Most sprouted snacks are made in a shared facility with tree nuts. For some, this isn’t a problem, and you’ll have lots of brands to choose from. For others, you’ll find Crunchsters to be an amazing choice. They have 3 flavours of sprouted mung beans to choose from. If you’re into walking on the wild side, you can also bake Crunchsters into other items (or add it to melted chocolate before setting) for a really fun pop of crunch.
Awesome For Kids: Fruit Snacks
Bear Nibbles not only produces tasty fruit rolls, but each package comes with a little trading card. Well, I don’t know if they’re really meant for trading, but they’re cute collectable cards. My youngest teenager still likes getting the different cards each time I purchase these. What I personally enjoy about Bear Nibbles is that there’s no added sugar etc. If you know Kid Three, then you know this is critical for us.
Related Recipe: Crispy Oat Apple Pie
Great For Kids & Adults: Snack Bars
I’m sure you’ve heard me talk about Zego foods before, but I just love them to bits. Zego Foods produces some of the cleanest food available on the market these days (and has the tests to back it up). In addition to their snack bars (get the Raspberry Just Fruit Bar, you’ll thank me later), they also have a Purity Protocol Oats product and Mix-Ins which are kind of like granola. They’re also one of the few truly corn free companies on the market right now producing packaged foods (as compared to raw ingredients).
Related Product Review: Zego Foods
Top 8 Free Crispy Rice Cereal Treat
Did you ever think you’d be able to say that out loud?
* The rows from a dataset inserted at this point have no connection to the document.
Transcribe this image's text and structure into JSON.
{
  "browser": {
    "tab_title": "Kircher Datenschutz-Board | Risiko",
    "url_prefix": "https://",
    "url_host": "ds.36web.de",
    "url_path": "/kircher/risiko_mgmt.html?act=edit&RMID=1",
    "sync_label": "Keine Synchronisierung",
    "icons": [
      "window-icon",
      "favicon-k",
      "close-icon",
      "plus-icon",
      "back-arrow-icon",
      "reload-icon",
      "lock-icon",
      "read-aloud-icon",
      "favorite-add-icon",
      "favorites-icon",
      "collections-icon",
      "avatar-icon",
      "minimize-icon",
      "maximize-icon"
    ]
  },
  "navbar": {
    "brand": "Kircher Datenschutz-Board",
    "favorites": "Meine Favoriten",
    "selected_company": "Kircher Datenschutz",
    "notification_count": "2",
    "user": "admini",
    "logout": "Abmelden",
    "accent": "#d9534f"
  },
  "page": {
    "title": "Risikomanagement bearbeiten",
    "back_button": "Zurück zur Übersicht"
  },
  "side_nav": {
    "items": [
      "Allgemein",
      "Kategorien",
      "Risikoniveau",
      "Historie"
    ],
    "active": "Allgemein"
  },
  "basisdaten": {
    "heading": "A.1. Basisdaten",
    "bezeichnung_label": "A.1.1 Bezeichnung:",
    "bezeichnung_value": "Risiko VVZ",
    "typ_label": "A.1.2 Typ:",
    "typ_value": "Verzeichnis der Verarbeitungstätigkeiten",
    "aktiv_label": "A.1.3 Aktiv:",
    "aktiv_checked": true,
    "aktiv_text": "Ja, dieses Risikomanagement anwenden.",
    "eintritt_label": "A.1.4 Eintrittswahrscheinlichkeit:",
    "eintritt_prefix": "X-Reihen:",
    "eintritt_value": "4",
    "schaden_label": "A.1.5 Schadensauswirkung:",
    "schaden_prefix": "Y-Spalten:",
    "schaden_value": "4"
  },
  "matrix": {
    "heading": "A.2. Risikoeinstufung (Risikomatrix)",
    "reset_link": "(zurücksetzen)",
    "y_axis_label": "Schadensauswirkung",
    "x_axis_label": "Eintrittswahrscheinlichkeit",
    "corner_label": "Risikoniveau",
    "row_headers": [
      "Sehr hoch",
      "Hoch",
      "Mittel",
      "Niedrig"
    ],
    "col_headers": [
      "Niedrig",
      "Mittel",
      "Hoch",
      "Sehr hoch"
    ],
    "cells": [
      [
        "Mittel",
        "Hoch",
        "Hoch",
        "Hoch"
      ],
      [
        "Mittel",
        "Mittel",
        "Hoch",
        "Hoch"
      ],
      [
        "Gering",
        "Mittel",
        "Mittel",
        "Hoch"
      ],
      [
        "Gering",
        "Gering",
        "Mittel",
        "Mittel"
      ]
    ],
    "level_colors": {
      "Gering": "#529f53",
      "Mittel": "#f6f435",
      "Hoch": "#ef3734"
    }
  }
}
Well try this: in addition to being top 8 allergy free, Made Good Foods incorporates and fruit a veg blend into their products to boost the nutrition. These bars come in a few flavours. My kids like the vanilla and chocolate flavours.
I can also tell you, they are BIG fans of the Blake’s top 9 free rice cereal treats.
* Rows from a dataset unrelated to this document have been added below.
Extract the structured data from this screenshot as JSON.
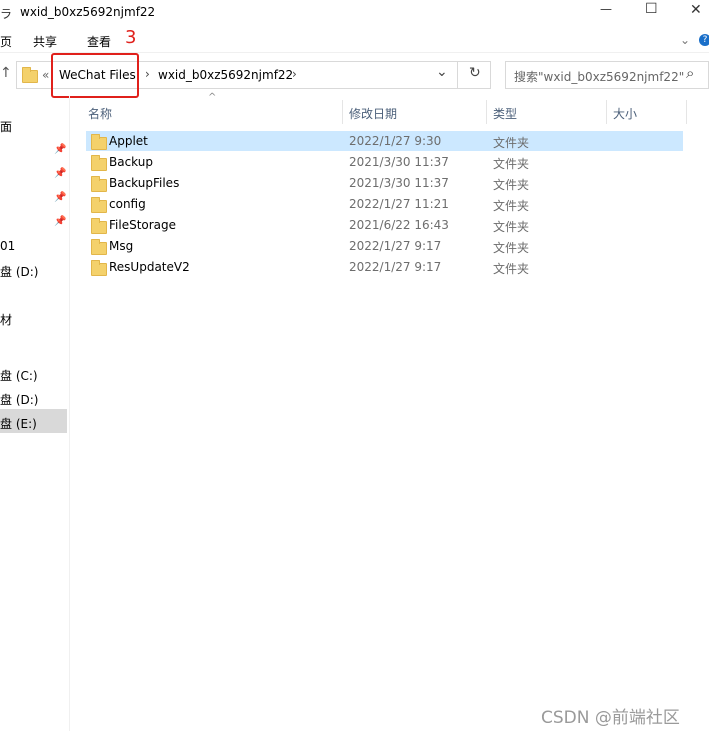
{
  "window": {
    "title_left_glyph": "ラ",
    "title": "wxid_b0xz5692njmf22",
    "minimize": "—",
    "maximize": "☐",
    "close": "✕"
  },
  "ribbon": {
    "tab_partial": "页",
    "tab_share": "共享",
    "tab_view": "查看",
    "annotation_number": "3",
    "annotation_color": "#e0201b"
  },
  "address": {
    "up_arrow": "↑",
    "overflow": "«",
    "crumb1": "WeChat Files",
    "sep1": "›",
    "crumb2": "wxid_b0xz5692njmf22",
    "sep2": "›",
    "dropdown": "⌄",
    "refresh": "↻",
    "search_placeholder": "搜索\"wxid_b0xz5692njmf22\"",
    "search_icon": "⌕"
  },
  "columns": {
    "name": "名称",
    "date": "修改日期",
    "type": "类型",
    "size": "大小"
  },
  "files": [
    {
      "name": "Applet",
      "date": "2022/1/27 9:30",
      "type": "文件夹"
    },
    {
      "name": "Backup",
      "date": "2021/3/30 11:37",
      "type": "文件夹"
    },
    {
      "name": "BackupFiles",
      "date": "2021/3/30 11:37",
      "type": "文件夹"
    },
    {
      "name": "config",
      "date": "2022/1/27 11:21",
      "type": "文件夹"
    },
    {
      "name": "FileStorage",
      "date": "2021/6/22 16:43",
      "type": "文件夹"
    },
    {
      "name": "Msg",
      "date": "2022/1/27 9:17",
      "type": "文件夹"
    },
    {
      "name": "ResUpdateV2",
      "date": "2022/1/27 9:17",
      "type": "文件夹"
    }
  ],
  "sidebar": {
    "item0": "面",
    "item1": "01",
    "item2": "盘 (D:)",
    "item3": "材",
    "item4": "盘 (C:)",
    "item5": "盘 (D:)",
    "item6": "盘 (E:)"
  },
  "watermark": "CSDN @前端社区"
}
Related Recipe: Rice Cereal Snack Bar
Top 8 Allergy Free Chips
SO many chips on the market are top 8 allergy free based on the face value of the label. However, if you call those companies, you’ll find that the chips are usually made on shared equipment with dairy. This has been a HUGE struggle for us over the years, to the point where we’ve tried to make chips at home on many occasions.
Related Article: Dairy Free Swaps
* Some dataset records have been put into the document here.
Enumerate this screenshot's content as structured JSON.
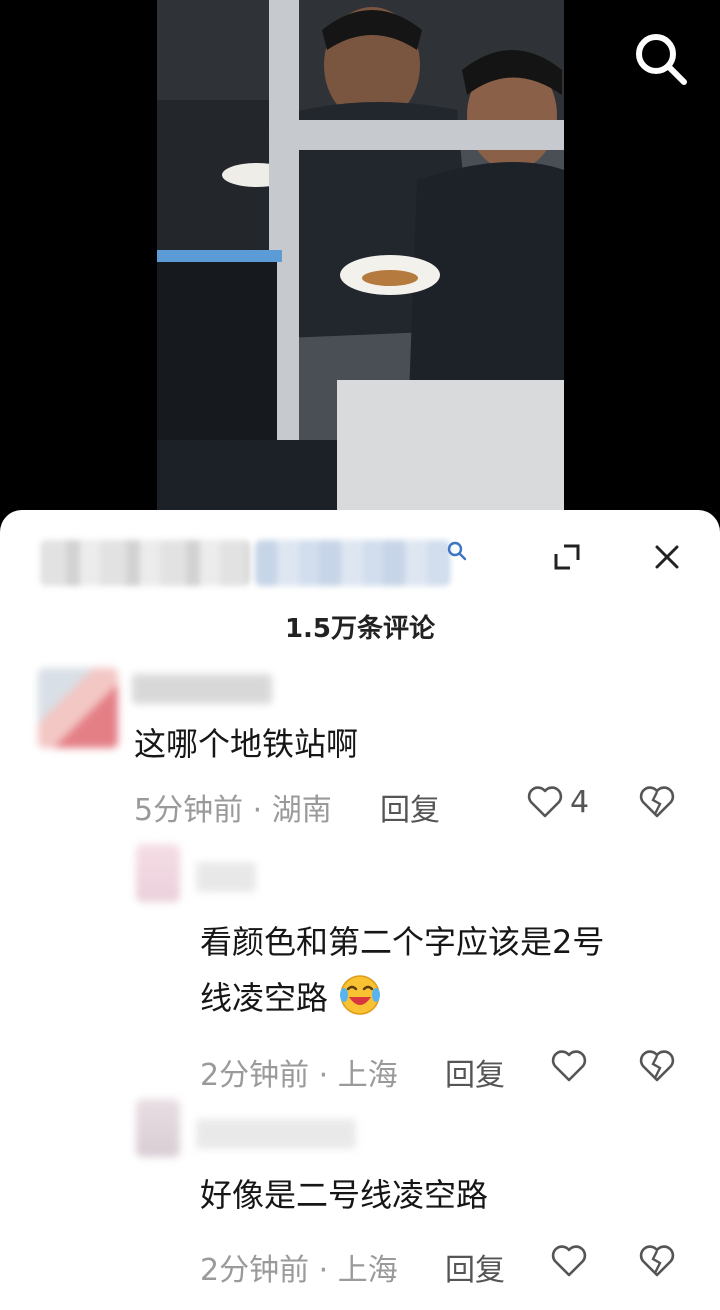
{
  "video": {
    "description_hidden": ""
  },
  "sheet": {
    "comment_count": "1.5万条评论"
  },
  "comments": [
    {
      "text": "这哪个地铁站啊",
      "time": "5分钟前",
      "location": "湖南",
      "reply": "回复",
      "likes": "4"
    },
    {
      "text_line1": "看颜色和第二个字应该是2号",
      "text_line2": "线凌空路",
      "emoji": "laughing-crying-emoji",
      "time": "2分钟前",
      "location": "上海",
      "reply": "回复"
    },
    {
      "text": "好像是二号线凌空路",
      "time": "2分钟前",
      "location": "上海",
      "reply": "回复"
    }
  ],
  "meta_separator": " · "
}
When we found Wilde Brand Chicken Chips last year, I was surprised. Chicken in chips? Who does that?? Then Kid Two tried them and loved them. We were told in person there were no allergens present, but I was sure to follow up with a phone call to confirm this information. Since confirmation, he’s had all of their flavours. He has proclaimed that the Chicken & Waffles flavour is the absolute best. The pink salt flavour is his second favorite, and he can’t handle the spice in the Buffalo flavour.
UPDATE: Since this was originally published, there has been a reformulation of their product and some flavours now contain egg.
The Take Away of This Information
I want to take a moment to remind you all that not everyone will need food produced on free-from equipment. I have this strong sentiment however that if we can feed the most severely allergic, we can feed everyone. This is such a passion (and soapbox) topic for me.
If you’re needing a more comprehensive list, be sure to check out all of the lists and guides on RAISE. We’ve made hundreds of calls to compile the data.
What To Look For In Safe Food
The co-packing industry is the bane of the existence for people who need free-from foods. When you’re calling a company, ask if they use a co-packer, or an exclusive facility. Note: some co-packers are dedicated to being free from some allergens. No matter which they’re using, ask about what allergens are present on the equipment their food is made on, as well as in the facility. There’s a How To Video that explains the details about these questions more, and why it’s so important to ask them all and know the lingo.
Once you understand HOW food is made in these commercial facilities, it will change the way you view labels.